“The last time Carol and I came to Sarasota for a weekend of city fun, we realized we hand’t been there for six months. It was a reality check and we both realized it’s time for somebody else to have The Plaza apartment experience and enjoy the kind of urban getaway we enjoyed for the past seven years.”

Five Points, the intersection of Main, Central and Pineapple streets in downtown Sarasota, has been the center of commercial activities since settlers began to arrive in 1885, the date the Scots first came. Where The Plaza condominium is now, there was originally a wooden boarding house constructed in 1886 to accommodate new arrivals and construction workers. That building was demolished in 1924 to make room for First Bank and Trust Building, the area’s first skyscraper. It had seven stories and an elevator, which alarmed as many neighbors as it impressed.

Other banks have continued to occupy that corner right up to today. Retail, restaurants and offices are on the lower floors of the Plaza at Five Points. A large clock that faced two ways was a signature feature of the bank (s) that have stood tall at Five Points. There’s still a clock today but it’s across the street at the entrance to Selby Park at Five Points.

The area that is today a lighted round-about with flags has traditionally been called the triangle at Five Points. In Sarasota’s earliest days there was an artesian well, drinking fountain, hitching post and a trough for cows, horses and other thirsty livestock that wandered by. In 1911 community authorities outlawed meandering cows at Five Points. Later the triangle was the site of a World War I memorial.
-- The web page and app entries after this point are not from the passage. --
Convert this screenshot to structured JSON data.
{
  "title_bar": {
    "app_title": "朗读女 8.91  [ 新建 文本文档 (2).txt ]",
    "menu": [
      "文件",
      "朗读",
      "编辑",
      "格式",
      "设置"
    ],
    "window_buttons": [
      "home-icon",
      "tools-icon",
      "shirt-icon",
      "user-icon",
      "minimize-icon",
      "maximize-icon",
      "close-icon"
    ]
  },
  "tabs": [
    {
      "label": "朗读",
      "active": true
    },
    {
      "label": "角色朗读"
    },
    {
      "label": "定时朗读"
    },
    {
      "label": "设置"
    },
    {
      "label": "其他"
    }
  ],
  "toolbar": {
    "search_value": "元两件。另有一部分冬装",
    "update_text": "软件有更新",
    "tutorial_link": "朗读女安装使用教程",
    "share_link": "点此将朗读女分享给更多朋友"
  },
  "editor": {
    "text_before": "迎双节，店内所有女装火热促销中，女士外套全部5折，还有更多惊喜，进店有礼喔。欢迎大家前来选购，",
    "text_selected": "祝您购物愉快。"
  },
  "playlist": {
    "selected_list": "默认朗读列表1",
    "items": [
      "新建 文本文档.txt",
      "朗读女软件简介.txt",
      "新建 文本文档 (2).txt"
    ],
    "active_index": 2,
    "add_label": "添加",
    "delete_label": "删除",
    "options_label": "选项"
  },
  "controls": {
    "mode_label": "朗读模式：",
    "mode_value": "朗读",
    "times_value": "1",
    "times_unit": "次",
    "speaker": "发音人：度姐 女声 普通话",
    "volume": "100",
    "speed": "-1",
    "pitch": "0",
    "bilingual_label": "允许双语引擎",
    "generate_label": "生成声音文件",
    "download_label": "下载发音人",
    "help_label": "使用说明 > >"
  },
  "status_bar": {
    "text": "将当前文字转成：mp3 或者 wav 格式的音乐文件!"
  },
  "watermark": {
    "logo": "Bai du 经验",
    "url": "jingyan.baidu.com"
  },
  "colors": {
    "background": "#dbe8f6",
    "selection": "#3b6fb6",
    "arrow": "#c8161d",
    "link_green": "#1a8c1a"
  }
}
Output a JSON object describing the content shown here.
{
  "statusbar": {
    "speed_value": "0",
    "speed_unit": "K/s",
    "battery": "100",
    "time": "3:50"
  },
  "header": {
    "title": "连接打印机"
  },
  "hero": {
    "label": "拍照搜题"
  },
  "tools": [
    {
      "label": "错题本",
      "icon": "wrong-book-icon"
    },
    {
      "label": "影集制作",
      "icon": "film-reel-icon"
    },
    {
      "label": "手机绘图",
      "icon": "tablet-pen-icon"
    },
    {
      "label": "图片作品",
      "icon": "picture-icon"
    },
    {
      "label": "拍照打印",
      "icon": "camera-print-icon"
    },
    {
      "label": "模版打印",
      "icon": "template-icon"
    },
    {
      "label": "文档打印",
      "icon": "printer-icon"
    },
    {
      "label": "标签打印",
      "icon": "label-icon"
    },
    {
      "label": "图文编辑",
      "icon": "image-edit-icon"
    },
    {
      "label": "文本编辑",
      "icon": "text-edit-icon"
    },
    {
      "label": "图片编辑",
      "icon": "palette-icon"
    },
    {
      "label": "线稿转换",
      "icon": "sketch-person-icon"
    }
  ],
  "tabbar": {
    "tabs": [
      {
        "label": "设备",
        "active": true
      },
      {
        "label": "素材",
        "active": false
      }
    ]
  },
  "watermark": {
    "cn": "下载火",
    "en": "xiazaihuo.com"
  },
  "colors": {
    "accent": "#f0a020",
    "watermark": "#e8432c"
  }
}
Five Points has always been considered the hub of the city of Sarasota and today people who live at The Plaza at Five Points or work in one of the offices in the building are keeping history alive as well as enjoying modern urban amenities. Five Points was in the middle of the action when Sarasota was a struggling community of settlers intent on prospering and it still is today.